(Beginning of STUDY MATERIAL)
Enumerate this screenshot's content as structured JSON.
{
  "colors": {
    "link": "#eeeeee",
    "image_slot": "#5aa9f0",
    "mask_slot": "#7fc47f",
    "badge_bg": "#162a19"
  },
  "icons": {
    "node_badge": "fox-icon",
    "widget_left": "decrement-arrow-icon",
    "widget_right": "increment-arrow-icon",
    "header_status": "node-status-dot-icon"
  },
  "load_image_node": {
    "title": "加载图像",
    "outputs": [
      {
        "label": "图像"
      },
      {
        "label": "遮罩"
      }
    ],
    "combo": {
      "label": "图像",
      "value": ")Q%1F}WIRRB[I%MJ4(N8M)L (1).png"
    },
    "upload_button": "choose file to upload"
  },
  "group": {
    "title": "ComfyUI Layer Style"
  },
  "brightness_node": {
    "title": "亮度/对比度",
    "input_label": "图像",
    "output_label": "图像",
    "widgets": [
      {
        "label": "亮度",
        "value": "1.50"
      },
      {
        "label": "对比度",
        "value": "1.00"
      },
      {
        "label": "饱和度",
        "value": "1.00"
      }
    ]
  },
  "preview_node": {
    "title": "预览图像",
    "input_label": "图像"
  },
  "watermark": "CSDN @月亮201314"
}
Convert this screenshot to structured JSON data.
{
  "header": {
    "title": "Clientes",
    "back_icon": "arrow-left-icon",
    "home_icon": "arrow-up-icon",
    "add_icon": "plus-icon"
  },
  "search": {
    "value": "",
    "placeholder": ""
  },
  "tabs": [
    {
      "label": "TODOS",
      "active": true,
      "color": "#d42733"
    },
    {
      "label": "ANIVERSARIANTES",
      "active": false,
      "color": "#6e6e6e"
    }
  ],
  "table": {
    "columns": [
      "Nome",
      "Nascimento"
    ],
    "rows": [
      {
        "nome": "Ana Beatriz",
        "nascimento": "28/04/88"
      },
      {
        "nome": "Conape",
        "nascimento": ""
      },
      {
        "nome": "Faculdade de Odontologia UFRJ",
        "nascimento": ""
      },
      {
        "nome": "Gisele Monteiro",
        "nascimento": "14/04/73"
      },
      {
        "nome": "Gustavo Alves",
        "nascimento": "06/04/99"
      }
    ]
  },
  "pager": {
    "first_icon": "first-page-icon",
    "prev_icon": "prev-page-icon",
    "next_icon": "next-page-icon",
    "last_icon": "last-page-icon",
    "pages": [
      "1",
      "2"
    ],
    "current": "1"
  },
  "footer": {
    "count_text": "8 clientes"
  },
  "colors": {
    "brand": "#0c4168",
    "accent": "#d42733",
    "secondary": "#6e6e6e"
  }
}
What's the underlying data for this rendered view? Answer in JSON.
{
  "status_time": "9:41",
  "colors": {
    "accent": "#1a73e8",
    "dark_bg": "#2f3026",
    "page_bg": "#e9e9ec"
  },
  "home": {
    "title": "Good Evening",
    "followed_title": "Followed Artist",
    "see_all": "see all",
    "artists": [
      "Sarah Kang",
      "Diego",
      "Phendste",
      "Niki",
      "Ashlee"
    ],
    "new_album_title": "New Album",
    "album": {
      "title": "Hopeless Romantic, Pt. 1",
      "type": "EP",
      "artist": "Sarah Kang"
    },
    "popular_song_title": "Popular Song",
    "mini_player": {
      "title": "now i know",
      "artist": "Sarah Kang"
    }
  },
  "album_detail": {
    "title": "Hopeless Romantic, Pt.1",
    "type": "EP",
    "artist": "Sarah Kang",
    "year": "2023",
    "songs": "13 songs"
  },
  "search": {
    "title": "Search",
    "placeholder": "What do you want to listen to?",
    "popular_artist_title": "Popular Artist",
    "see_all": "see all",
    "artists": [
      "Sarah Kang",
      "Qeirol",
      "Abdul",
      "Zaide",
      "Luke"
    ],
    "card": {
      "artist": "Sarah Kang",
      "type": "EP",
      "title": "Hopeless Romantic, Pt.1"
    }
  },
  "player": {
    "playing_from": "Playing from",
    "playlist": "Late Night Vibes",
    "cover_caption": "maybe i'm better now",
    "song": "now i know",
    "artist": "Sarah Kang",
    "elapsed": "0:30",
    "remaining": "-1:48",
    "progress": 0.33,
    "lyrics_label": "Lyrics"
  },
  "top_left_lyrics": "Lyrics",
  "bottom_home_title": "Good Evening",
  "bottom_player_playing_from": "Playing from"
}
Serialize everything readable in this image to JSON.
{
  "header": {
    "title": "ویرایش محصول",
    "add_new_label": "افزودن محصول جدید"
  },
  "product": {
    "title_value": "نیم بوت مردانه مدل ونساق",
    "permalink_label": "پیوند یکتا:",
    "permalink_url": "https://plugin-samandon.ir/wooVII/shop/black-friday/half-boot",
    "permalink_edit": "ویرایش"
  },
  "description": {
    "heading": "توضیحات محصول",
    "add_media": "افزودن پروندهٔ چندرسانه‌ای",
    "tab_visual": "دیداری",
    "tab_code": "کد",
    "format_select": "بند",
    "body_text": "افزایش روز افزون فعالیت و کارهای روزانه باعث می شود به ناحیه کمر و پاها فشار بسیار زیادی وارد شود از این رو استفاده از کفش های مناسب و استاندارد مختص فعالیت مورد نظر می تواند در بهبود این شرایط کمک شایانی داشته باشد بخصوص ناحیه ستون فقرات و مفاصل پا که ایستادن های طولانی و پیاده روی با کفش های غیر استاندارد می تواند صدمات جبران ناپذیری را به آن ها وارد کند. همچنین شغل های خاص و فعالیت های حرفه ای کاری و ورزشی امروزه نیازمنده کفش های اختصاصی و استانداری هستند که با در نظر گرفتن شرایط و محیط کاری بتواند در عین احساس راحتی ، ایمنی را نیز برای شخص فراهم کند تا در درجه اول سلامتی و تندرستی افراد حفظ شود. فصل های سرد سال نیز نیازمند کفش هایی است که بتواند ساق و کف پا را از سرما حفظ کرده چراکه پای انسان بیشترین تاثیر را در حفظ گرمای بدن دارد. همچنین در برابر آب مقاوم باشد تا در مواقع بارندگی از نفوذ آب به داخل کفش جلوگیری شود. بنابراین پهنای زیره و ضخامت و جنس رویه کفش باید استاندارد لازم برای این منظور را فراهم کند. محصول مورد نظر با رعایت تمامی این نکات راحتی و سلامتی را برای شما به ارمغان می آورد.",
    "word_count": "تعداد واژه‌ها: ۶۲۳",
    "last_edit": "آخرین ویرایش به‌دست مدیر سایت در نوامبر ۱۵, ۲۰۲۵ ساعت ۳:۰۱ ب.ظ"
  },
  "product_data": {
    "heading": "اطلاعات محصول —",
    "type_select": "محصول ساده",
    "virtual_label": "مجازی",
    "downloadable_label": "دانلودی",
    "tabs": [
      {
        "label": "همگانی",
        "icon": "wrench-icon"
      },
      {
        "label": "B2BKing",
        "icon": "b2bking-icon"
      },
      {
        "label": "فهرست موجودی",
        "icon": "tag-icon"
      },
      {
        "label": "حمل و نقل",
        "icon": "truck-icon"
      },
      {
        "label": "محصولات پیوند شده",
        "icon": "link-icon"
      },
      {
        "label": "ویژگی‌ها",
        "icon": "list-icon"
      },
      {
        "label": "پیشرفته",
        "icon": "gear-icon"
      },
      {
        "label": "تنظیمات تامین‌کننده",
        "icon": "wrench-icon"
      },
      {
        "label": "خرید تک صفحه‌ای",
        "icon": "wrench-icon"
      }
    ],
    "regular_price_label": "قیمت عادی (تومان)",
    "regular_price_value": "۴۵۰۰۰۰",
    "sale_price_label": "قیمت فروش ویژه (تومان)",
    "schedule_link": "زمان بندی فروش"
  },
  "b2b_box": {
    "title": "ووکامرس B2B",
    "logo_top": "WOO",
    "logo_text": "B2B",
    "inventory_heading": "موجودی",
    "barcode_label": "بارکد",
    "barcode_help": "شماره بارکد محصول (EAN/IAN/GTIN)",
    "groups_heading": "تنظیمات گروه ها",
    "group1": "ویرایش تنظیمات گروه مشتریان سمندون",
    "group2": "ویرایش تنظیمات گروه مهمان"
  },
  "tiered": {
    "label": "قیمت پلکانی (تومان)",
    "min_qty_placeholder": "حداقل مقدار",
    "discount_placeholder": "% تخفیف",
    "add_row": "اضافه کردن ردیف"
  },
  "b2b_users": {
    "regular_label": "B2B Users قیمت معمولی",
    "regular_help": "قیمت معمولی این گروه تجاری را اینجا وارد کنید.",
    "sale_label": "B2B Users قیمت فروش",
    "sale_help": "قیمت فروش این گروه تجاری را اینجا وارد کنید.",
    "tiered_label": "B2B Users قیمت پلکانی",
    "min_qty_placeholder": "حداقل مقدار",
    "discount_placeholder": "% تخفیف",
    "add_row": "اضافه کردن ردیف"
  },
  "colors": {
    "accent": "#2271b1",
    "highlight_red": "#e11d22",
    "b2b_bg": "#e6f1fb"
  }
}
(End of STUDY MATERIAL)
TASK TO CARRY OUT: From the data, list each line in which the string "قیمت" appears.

RESULT OF THE EXERCISE:
    "regular_price_label": "قیمت عادی (تومان)",
    "sale_price_label": "قیمت فروش ویژه (تومان)",
    "label": "قیمت پلکانی (تومان)",
    "regular_label": "B2B Users قیمت معمولی",
    "regular_help": "قیمت معمولی این گروه تجاری را اینجا وارد کنید.",
    "sale_label": "B2B Users قیمت فروش",
    "sale_help": "قیمت فروش این گروه تجاری را اینجا وارد کنید.",
    "tiered_label": "B2B Users قیمت پلکانی",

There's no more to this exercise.